Without the budget and resources to make a full 3D feature, Julian Roffman made The Mask into a hybrid film. On the surface, it was a typical mystery/horror/sci-fi movie written by Frank Taubes, Sandy Haver, and Franklin Delessert (The Mask being the sole writing credit for all three). However, whenever Allan is about to put on the mask, he hears Michael Radin’s voice beckoning him to “PUT THE MASK ON NOW” over and over. This chant is also a signal for the audience to put on the special 3D glasses that they were given when they entered the theater. The viewer is then treated to a handful of fantastically surreal and cartoonish dream sequences full of horrifying imagery, all being presided over by a giant version of the mask. These sequences only last a few minutes each time and, although they have little to do with the main plot of the film, they are easily the most terrifying sections of the film.
The 3D effects in The Mask are, while primitive by today’s standards, very effective. Of course, it is all anaglyphic 3D, meaning it uses the old red and blue lens glasses, but the simplicity makes the transition from the black-and-white sections of the film to the 3D less jarring. The writing for the dream sequences is credited to Slavki Vorkapich (who did the montage effects in Mr. Smith Goes to Washington), but his original visions would have been too expensive to produce. So, although Vorkapich is still given credit, the dream sequences were actually designed and conceptualized by Julian Roffman himself. The dream segments are very reminiscent of the climax scenes in The Dunwich Horror or, more recently, the head-trippy areas of Rob Zombie’s The Lords of Salem. The 3D portions of The Mask are very hallucinatory and surrealistic, with plenty of frightening imagery. These are the chilling parts of the movie.
While the 3D segments of The Mask really steal the show, they are not the only interesting looking scenes; the entire film is well shot. Aside from the dreams, most of the action takes place in the confines of small rooms, and cinematographer Herb S. Alpert (A Cool Sound from Hell) makes the most of what he is given. He utilizes a lot of cool lighting effects to splash shadows and light across actors’ faces and bodies in creative and controlled ways, giving the film an almost film noir look. Alpert also shows hints of sci-fi and monster movie style with motivated zooms and quick camera movements. The non-3D sections of The Mask may not get as much attention as the dream sequences, but they’re still well done and look great. Herb S. Alpert is an effective visual storyteller.

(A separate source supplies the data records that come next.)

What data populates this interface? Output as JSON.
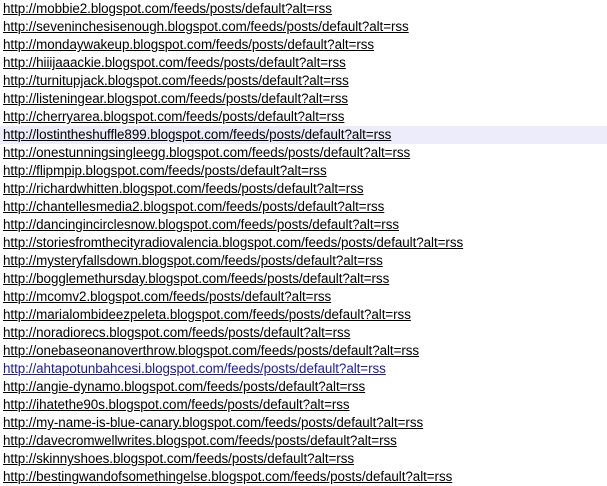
{
  "feeds": {
    "highlight_color": "#ececfa",
    "visited_link_color": "#1a1aa6",
    "highlighted_index": 7,
    "visited_index": 20,
    "items": [
      "http://mobbie2.blogspot.com/feeds/posts/default?alt=rss",
      "http://seveninchesisenough.blogspot.com/feeds/posts/default?alt=rss",
      "http://mondaywakeup.blogspot.com/feeds/posts/default?alt=rss",
      "http://hiiijaaackie.blogspot.com/feeds/posts/default?alt=rss",
      "http://turnitupjack.blogspot.com/feeds/posts/default?alt=rss",
      "http://listeningear.blogspot.com/feeds/posts/default?alt=rss",
      "http://cherryarea.blogspot.com/feeds/posts/default?alt=rss",
      "http://lostintheshuffle899.blogspot.com/feeds/posts/default?alt=rss",
      "http://onestunningsingleegg.blogspot.com/feeds/posts/default?alt=rss",
      "http://flipmpip.blogspot.com/feeds/posts/default?alt=rss",
      "http://richardwhitten.blogspot.com/feeds/posts/default?alt=rss",
      "http://chantellesmedia2.blogspot.com/feeds/posts/default?alt=rss",
      "http://dancingincirclesnow.blogspot.com/feeds/posts/default?alt=rss",
      "http://storiesfromthecityradiovalencia.blogspot.com/feeds/posts/default?alt=rss",
      "http://mysteryfallsdown.blogspot.com/feeds/posts/default?alt=rss",
      "http://bogglemethursday.blogspot.com/feeds/posts/default?alt=rss",
      "http://mcomv2.blogspot.com/feeds/posts/default?alt=rss",
      "http://marialombideezpeleta.blogspot.com/feeds/posts/default?alt=rss",
      "http://noradiorecs.blogspot.com/feeds/posts/default?alt=rss",
      "http://onebaseonanoverthrow.blogspot.com/feeds/posts/default?alt=rss",
      "http://ahtapotunbahcesi.blogspot.com/feeds/posts/default?alt=rss",
      "http://angie-dynamo.blogspot.com/feeds/posts/default?alt=rss",
      "http://ihatethe90s.blogspot.com/feeds/posts/default?alt=rss",
      "http://my-name-is-blue-canary.blogspot.com/feeds/posts/default?alt=rss",
      "http://davecromwellwrites.blogspot.com/feeds/posts/default?alt=rss",
      "http://skinnyshoes.blogspot.com/feeds/posts/default?alt=rss",
      "http://bestingwandofsomethingelse.blogspot.com/feeds/posts/default?alt=rss"
    ]
  }
}
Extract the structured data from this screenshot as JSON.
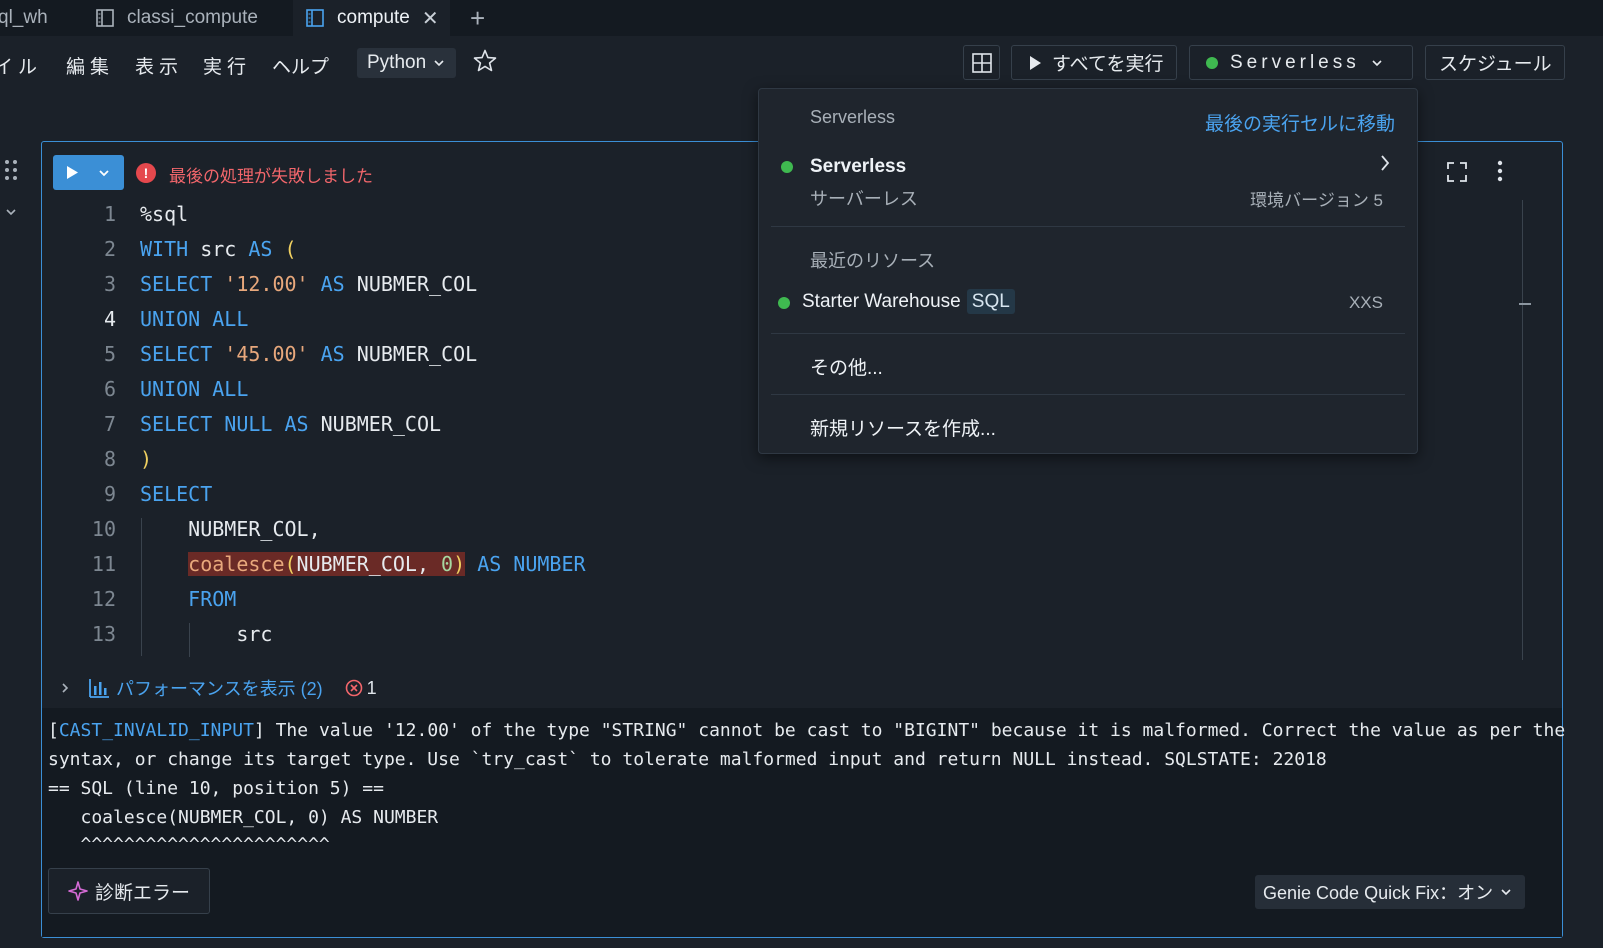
{
  "tabs": [
    {
      "label": "ql_wh",
      "active": false
    },
    {
      "label": "classi_compute",
      "active": false
    },
    {
      "label": "compute",
      "active": true
    }
  ],
  "menu": {
    "items": [
      "イル",
      "編集",
      "表示",
      "実行",
      "ヘルプ"
    ],
    "language": "Python"
  },
  "toolbar": {
    "run_all": "すべてを実行",
    "compute": "Serverless",
    "schedule": "スケジュール"
  },
  "cell": {
    "error_status": "最後の処理が失敗しました",
    "code_lines": [
      "%sql",
      "WITH src AS (",
      "SELECT '12.00' AS NUBMER_COL",
      "UNION ALL",
      "SELECT '45.00' AS NUBMER_COL",
      "UNION ALL",
      "SELECT NULL AS NUBMER_COL",
      ")",
      "SELECT",
      "    NUBMER_COL,",
      "    coalesce(NUBMER_COL, 0) AS NUMBER",
      "    FROM",
      "        src"
    ],
    "line_numbers": [
      "1",
      "2",
      "3",
      "4",
      "5",
      "6",
      "7",
      "8",
      "9",
      "10",
      "11",
      "12",
      "13"
    ],
    "current_line": 4,
    "performance_label": "パフォーマンスを表示 (2)",
    "error_count": "1"
  },
  "output": {
    "error_code": "CAST_INVALID_INPUT",
    "lines": [
      "] The value '12.00' of the type \"STRING\" cannot be cast to \"BIGINT\" because it is malformed. Correct the value as per the",
      "syntax, or change its target type. Use `try_cast` to tolerate malformed input and return NULL instead. SQLSTATE: 22018",
      "== SQL (line 10, position 5) ==",
      "   coalesce(NUBMER_COL, 0) AS NUMBER",
      "   ^^^^^^^^^^^^^^^^^^^^^^^"
    ]
  },
  "diagnose_button": "診断エラー",
  "genie_quick_fix": "Genie Code Quick Fix：オン",
  "popup": {
    "header": "Serverless",
    "go_to_last": "最後の実行セルに移動",
    "serverless_name": "Serverless",
    "serverless_sub": "サーバーレス",
    "env_version": "環境バージョン 5",
    "recent_header": "最近のリソース",
    "warehouse_name": "Starter Warehouse",
    "warehouse_badge": "SQL",
    "warehouse_size": "XXS",
    "other": "その他...",
    "create_new": "新規リソースを作成..."
  },
  "colors": {
    "accent": "#3b8fd6",
    "error": "#e5484d",
    "status_green": "#3fb950",
    "background": "#1b2129"
  }
}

With all the high-tech and awe-inspiring 3D effects that fill movie theaters today, it’s easy to forget how the technology started. The Mask is a great reminder of a simpler time, when 3D was used to tell a story rather than to distract from it.